***** TASK MATERIAL *****

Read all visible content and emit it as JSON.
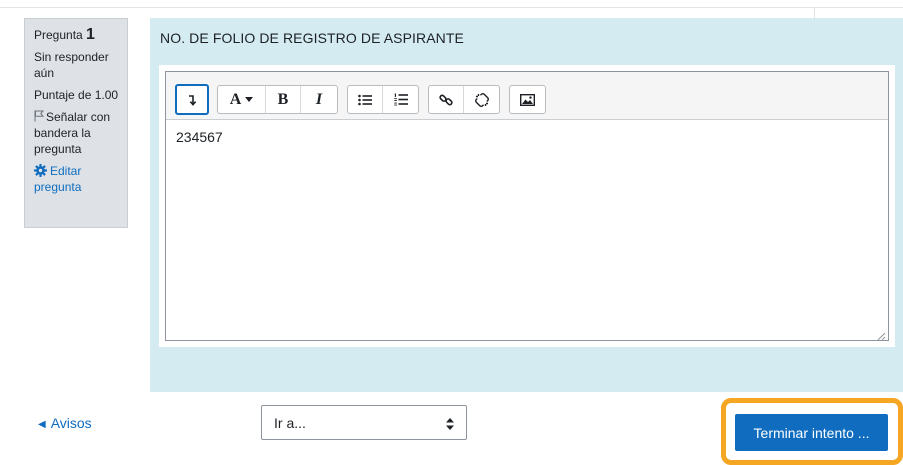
{
  "question_info": {
    "number_label": "Pregunta",
    "number": "1",
    "state": "Sin responder aún",
    "grade": "Puntaje de 1.00",
    "flag_label": "Señalar con bandera la pregunta",
    "edit_label": "Editar pregunta"
  },
  "question": {
    "text": "NO. DE FOLIO DE REGISTRO DE ASPIRANTE",
    "answer": "234567"
  },
  "toolbar": {
    "collapse_icon": "collapse-icon",
    "style_label": "A",
    "bold_label": "B",
    "italic_label": "I",
    "icons": [
      "unordered-list-icon",
      "ordered-list-icon",
      "link-icon",
      "unlink-icon",
      "image-icon"
    ]
  },
  "navigation": {
    "prev_label": "Avisos",
    "jump_label": "Ir a...",
    "finish_label": "Terminar intento ..."
  },
  "colors": {
    "content_bg": "#d4ebf2",
    "info_bg": "#dee2e6",
    "primary": "#0f6cbf",
    "highlight": "#f5a623"
  }
}
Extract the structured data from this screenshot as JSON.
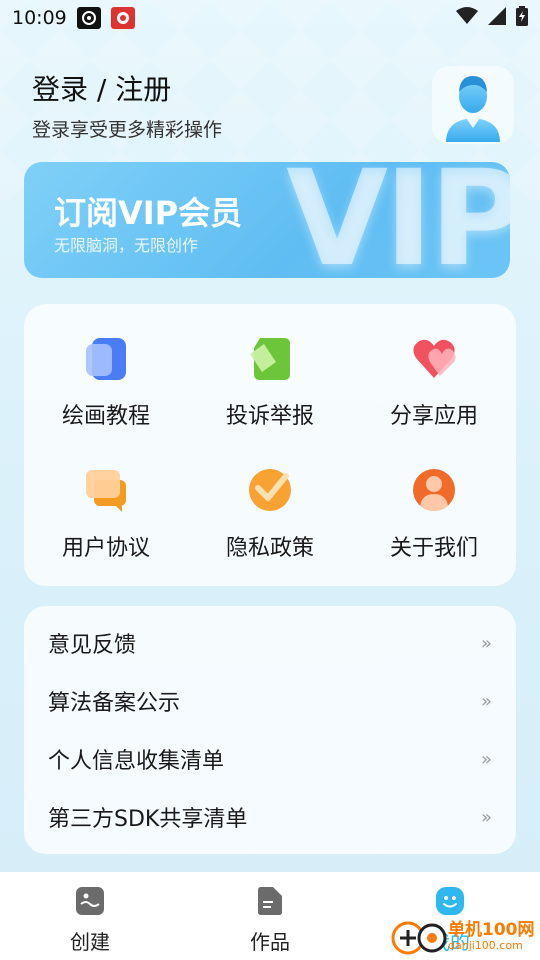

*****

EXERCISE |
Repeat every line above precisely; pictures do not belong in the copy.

RESPONSE |
Read all visible content and emit it as JSON.
{
  "question_info": {
    "number_label": "Pregunta",
    "number": "1",
    "state": "Sin responder aún",
    "grade": "Puntaje de 1.00",
    "flag_label": "Señalar con bandera la pregunta",
    "edit_label": "Editar pregunta"
  },
  "question": {
    "text": "NO. DE FOLIO DE REGISTRO DE ASPIRANTE",
    "answer": "234567"
  },
  "toolbar": {
    "collapse_icon": "collapse-icon",
    "style_label": "A",
    "bold_label": "B",
    "italic_label": "I",
    "icons": [
      "unordered-list-icon",
      "ordered-list-icon",
      "link-icon",
      "unlink-icon",
      "image-icon"
    ]
  },
  "navigation": {
    "prev_label": "Avisos",
    "jump_label": "Ir a...",
    "finish_label": "Terminar intento ..."
  },
  "colors": {
    "content_bg": "#d4ebf2",
    "info_bg": "#dee2e6",
    "primary": "#0f6cbf",
    "highlight": "#f5a623"
  }
}
Extract the structured data from this screenshot as JSON.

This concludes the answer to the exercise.